- Assignment -
Please copy out every line in the records below that includes the word "days".

- Supplied information -
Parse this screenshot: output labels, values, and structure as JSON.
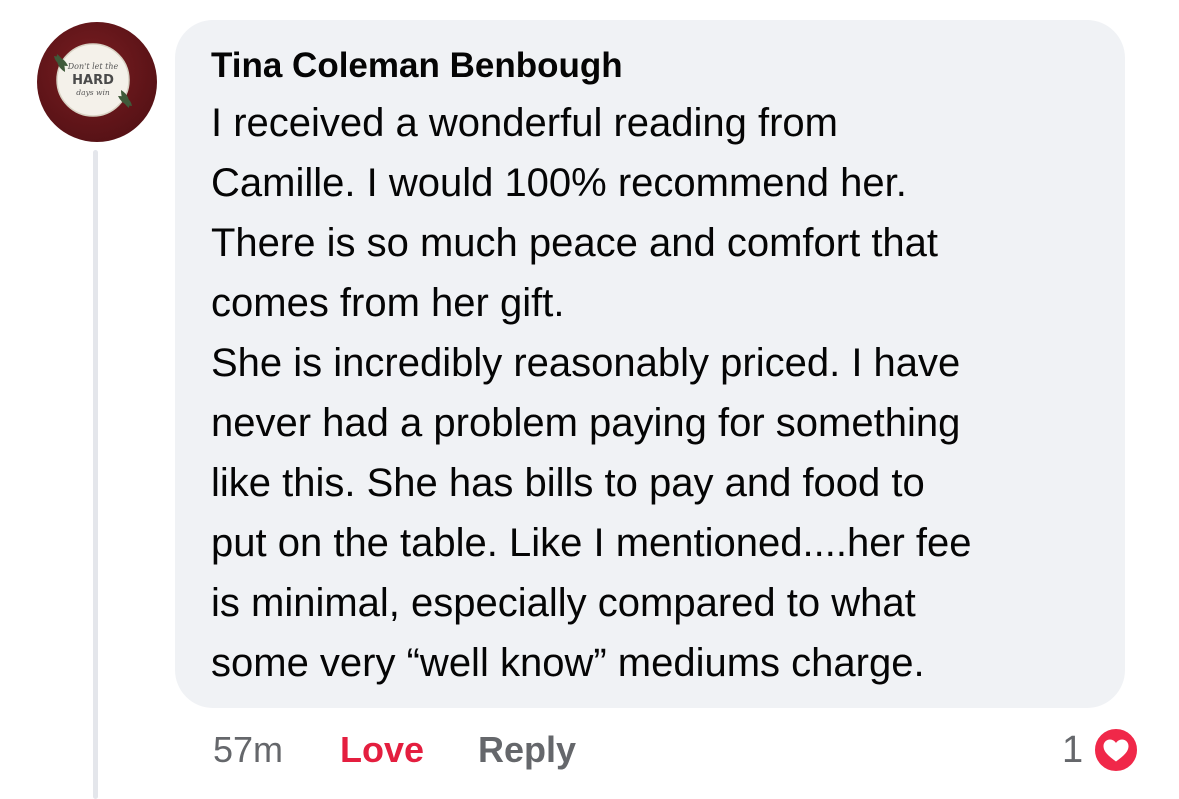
{
  "comment": {
    "author": "Tina Coleman Benbough",
    "avatar_icon": "profile-photo-dont-let-hard-days-win",
    "avatar_text": "Don't let the HARD days win",
    "lines": [
      "I received a wonderful reading from",
      "Camille. I would 100% recommend her.",
      "There is so much peace and comfort that",
      "comes from her gift.",
      "She is incredibly reasonably priced. I have",
      "never had a problem paying for something",
      "like this. She has bills to pay and food to",
      "put on the table. Like I mentioned....her fee",
      "is minimal, especially compared to what",
      "some very “well know” mediums charge."
    ]
  },
  "actions": {
    "timestamp": "57m",
    "love_label": "Love",
    "reply_label": "Reply"
  },
  "reactions": {
    "count": "1",
    "icon": "heart-icon",
    "color": "#f02849"
  },
  "colors": {
    "bubble": "#f0f2f5",
    "love_accent": "#e41e3f",
    "secondary_text": "#65676b"
  }
}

- Problem solution -
    "avatar_icon": "profile-photo-dont-let-hard-days-win",
    "avatar_text": "Don't let the HARD days win",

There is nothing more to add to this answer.